Component data from apps and pages:
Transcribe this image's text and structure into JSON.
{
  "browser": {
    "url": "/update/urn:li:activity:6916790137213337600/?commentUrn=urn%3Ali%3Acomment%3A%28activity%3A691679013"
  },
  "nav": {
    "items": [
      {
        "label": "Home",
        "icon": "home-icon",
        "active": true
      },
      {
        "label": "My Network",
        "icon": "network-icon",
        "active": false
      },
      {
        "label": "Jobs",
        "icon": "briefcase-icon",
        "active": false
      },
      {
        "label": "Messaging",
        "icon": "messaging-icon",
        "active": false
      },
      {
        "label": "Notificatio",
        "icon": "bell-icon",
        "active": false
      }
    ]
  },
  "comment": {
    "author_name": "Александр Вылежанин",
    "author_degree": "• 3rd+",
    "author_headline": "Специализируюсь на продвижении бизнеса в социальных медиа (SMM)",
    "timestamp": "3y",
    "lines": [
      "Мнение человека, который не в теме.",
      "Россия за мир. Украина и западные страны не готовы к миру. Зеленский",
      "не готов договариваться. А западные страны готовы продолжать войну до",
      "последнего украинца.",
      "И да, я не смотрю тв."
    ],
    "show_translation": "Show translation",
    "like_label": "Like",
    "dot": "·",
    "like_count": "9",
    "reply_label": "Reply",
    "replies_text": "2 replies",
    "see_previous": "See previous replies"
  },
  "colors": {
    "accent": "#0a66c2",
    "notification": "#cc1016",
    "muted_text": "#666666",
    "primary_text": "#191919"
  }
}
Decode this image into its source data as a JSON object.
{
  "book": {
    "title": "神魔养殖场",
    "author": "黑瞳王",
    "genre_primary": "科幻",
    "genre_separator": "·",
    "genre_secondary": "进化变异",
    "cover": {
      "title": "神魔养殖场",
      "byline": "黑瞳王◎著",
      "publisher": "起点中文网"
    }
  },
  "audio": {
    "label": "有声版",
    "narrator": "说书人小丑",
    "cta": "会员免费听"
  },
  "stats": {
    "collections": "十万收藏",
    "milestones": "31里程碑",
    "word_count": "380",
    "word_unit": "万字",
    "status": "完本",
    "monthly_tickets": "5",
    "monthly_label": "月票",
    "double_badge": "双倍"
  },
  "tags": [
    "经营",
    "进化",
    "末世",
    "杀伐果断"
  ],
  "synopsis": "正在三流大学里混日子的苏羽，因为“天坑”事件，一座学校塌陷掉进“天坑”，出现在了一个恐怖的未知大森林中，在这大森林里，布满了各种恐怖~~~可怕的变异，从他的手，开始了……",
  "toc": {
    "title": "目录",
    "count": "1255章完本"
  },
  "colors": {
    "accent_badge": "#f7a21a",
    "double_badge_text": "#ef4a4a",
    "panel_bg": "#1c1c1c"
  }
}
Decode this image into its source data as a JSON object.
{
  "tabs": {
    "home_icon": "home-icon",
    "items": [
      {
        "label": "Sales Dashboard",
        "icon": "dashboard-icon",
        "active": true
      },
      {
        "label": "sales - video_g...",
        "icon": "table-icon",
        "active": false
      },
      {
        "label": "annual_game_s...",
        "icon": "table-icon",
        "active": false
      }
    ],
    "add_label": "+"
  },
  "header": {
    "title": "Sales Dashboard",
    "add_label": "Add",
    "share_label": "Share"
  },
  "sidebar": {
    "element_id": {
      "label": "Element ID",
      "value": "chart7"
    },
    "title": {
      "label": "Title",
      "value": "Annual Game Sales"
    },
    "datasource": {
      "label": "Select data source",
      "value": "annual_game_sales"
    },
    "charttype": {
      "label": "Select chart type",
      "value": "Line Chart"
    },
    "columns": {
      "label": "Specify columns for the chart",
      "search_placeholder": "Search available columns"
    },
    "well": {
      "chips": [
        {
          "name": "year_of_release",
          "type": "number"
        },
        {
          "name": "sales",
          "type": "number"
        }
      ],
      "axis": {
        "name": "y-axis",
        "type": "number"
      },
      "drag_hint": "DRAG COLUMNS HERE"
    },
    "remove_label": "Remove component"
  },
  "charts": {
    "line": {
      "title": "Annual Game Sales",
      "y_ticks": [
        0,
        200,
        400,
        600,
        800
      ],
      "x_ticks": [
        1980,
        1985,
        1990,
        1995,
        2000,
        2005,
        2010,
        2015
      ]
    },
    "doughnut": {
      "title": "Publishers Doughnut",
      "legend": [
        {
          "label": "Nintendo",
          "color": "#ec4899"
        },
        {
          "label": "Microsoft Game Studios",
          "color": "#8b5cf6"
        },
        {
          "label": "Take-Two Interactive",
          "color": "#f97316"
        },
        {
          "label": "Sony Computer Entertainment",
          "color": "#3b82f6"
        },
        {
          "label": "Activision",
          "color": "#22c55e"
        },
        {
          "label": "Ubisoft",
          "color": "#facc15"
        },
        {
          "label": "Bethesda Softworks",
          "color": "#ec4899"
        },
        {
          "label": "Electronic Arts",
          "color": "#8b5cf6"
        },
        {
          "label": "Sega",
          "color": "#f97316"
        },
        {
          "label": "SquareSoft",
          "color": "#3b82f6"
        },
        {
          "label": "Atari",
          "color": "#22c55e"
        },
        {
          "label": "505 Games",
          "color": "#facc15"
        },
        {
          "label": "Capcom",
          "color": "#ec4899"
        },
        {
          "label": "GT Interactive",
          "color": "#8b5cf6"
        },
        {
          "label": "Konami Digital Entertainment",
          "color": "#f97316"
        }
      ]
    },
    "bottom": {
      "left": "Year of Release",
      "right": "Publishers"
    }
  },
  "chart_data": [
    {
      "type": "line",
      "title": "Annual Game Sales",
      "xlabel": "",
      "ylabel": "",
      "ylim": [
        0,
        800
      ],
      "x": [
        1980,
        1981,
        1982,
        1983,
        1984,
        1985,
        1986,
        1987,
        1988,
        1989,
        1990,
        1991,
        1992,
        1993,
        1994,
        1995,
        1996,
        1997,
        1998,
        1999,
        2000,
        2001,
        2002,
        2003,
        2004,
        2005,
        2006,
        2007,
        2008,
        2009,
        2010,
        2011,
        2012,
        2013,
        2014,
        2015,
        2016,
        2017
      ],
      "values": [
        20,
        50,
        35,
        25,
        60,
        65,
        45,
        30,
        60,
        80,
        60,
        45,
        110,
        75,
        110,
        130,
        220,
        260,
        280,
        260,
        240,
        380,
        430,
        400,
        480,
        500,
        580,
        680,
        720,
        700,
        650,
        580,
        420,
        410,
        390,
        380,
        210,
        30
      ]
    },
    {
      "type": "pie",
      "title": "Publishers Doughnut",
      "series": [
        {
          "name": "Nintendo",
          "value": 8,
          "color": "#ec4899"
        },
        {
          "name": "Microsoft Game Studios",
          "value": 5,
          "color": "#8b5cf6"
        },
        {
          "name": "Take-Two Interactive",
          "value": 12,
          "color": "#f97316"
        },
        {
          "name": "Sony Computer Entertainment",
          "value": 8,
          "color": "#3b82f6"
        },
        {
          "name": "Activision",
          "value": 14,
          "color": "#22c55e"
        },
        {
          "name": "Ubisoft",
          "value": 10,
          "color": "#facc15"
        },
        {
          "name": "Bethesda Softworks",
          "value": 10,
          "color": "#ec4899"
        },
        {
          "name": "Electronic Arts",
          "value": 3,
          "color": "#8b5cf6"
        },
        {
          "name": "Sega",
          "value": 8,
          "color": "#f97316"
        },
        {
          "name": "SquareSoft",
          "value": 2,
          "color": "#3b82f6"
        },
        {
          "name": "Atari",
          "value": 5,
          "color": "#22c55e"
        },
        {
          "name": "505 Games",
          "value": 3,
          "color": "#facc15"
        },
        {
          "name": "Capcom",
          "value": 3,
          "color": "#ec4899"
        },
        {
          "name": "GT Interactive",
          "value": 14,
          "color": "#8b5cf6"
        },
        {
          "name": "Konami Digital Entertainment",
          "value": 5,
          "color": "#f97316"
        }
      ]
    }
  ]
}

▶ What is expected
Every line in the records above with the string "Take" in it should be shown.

▶ Written response
          "label": "Take-Two Interactive",
          "name": "Take-Two Interactive",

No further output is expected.